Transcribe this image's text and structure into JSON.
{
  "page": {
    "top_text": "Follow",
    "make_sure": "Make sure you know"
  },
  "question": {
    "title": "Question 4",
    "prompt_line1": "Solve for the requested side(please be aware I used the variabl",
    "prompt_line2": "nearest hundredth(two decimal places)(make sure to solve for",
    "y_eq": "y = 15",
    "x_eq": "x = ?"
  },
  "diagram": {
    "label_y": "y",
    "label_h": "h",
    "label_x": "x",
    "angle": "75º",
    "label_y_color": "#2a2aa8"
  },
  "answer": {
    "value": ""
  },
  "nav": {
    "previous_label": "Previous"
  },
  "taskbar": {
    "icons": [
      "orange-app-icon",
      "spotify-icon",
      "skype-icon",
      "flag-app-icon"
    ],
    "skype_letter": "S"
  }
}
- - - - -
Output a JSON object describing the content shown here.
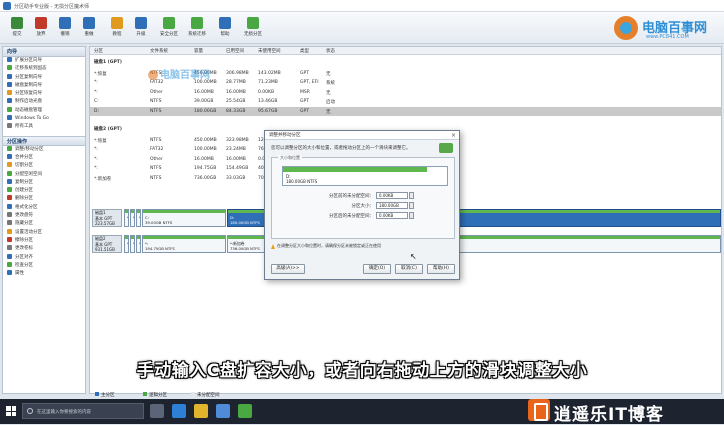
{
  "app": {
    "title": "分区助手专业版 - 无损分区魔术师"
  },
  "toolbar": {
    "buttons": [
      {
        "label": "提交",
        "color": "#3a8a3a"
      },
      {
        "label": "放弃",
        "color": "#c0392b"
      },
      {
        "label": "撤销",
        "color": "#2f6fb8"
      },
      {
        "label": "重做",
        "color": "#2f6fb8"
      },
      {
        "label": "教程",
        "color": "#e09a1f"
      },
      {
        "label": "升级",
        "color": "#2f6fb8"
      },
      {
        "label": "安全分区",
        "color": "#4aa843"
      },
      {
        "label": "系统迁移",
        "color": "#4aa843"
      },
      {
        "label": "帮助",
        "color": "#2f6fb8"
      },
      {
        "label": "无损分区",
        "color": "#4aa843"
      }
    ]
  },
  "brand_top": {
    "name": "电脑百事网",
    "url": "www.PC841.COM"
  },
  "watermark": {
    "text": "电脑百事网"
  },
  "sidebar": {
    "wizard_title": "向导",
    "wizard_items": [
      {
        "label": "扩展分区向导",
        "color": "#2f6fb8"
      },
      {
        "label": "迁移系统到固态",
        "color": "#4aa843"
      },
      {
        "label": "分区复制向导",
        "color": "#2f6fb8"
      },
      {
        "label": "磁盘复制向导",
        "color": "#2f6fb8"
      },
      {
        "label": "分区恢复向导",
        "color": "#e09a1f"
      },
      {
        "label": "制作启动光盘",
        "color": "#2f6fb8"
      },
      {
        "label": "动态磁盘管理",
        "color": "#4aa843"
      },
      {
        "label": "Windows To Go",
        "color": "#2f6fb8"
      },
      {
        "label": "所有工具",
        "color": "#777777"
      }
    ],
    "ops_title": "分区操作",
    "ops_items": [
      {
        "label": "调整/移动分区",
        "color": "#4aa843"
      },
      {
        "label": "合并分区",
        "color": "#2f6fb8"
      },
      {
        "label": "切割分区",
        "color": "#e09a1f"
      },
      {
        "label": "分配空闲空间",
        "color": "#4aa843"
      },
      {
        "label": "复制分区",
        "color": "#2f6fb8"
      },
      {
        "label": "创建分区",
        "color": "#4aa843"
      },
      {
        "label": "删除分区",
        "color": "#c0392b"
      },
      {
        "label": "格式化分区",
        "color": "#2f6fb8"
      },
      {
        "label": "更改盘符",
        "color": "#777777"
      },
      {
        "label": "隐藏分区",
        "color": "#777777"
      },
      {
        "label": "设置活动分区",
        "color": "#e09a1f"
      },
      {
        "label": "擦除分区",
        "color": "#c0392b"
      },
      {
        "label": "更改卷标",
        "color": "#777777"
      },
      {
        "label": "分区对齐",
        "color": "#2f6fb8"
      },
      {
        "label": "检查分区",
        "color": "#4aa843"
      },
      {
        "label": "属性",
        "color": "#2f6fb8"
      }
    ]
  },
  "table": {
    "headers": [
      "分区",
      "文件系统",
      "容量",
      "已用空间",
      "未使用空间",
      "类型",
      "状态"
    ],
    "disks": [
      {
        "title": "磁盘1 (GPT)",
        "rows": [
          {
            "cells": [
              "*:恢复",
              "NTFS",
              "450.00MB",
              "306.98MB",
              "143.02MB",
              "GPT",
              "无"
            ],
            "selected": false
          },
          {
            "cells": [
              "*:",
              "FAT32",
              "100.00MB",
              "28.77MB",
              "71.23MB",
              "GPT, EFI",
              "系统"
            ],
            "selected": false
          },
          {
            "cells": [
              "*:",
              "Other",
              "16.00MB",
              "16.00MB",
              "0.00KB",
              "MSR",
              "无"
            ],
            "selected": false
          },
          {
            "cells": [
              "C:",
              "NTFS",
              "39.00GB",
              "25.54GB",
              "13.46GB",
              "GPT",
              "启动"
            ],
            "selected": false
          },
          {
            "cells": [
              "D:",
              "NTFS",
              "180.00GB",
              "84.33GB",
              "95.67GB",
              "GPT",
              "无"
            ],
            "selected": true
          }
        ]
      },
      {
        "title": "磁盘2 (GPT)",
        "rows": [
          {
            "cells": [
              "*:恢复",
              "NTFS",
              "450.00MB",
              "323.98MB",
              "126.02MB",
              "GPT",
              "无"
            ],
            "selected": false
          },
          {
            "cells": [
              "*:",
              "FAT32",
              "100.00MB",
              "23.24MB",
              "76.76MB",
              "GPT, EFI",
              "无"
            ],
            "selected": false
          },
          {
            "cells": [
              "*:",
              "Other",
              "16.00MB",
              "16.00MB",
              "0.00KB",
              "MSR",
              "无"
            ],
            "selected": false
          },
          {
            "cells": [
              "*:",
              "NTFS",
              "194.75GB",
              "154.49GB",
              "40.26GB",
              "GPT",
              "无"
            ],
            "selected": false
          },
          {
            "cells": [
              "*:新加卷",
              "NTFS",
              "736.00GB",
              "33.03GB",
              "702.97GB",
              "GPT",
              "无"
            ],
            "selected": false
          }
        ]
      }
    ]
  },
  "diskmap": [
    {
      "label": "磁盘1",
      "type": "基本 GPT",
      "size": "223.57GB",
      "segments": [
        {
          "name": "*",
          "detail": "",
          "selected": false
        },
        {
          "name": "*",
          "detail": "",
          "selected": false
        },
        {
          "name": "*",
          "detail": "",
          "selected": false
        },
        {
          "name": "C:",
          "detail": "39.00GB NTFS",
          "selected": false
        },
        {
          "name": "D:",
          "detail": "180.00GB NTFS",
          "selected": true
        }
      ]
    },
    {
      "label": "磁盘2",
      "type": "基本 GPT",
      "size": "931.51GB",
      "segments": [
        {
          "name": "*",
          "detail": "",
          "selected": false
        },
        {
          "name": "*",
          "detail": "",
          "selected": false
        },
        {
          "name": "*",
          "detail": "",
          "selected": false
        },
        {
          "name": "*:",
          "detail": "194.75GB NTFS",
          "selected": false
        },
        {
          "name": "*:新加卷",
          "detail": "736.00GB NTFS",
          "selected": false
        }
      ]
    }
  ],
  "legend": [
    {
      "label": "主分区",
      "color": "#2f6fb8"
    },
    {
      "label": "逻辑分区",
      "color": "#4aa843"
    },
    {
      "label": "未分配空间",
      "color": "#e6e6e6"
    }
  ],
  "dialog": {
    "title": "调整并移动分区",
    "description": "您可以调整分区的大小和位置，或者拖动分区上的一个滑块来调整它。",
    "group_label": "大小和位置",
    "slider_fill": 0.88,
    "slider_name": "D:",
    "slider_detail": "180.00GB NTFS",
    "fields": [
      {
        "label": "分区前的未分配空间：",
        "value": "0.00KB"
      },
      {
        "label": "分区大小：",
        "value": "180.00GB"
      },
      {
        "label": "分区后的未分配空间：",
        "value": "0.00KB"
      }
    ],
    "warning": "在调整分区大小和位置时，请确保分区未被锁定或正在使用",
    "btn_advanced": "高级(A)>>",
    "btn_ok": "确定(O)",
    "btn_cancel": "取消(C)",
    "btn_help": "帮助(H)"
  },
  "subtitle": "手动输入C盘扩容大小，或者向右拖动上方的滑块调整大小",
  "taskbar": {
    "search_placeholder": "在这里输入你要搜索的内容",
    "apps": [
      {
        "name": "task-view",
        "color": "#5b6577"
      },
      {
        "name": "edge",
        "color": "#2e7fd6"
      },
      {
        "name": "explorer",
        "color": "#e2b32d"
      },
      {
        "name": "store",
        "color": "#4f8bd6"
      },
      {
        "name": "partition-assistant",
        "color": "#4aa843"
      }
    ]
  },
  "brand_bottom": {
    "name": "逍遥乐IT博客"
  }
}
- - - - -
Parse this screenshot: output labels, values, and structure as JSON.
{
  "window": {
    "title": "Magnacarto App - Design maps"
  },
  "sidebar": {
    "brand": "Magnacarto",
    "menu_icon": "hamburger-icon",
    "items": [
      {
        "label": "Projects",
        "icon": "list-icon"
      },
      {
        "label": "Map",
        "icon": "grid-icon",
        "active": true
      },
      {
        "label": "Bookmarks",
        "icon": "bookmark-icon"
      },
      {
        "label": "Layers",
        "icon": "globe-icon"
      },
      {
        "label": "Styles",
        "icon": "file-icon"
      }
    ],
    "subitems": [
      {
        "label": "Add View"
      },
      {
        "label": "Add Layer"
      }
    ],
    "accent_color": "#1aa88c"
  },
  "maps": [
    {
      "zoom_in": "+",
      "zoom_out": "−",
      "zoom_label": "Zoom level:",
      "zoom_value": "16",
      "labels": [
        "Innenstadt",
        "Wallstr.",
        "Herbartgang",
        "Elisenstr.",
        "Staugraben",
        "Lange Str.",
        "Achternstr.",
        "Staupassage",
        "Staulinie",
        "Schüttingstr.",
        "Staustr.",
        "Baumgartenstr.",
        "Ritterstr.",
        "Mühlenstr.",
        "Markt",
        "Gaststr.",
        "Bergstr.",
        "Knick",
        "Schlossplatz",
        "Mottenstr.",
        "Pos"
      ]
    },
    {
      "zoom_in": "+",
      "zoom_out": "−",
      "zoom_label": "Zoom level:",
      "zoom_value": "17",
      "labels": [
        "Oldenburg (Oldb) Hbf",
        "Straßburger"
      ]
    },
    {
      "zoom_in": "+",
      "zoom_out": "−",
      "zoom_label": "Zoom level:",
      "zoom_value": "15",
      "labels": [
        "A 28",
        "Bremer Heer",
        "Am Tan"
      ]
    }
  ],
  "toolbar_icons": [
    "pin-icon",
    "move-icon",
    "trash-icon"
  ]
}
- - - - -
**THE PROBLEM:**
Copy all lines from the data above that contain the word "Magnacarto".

**YOUR SOLUTION:**
    "title": "Magnacarto App - Design maps"
    "brand": "Magnacarto",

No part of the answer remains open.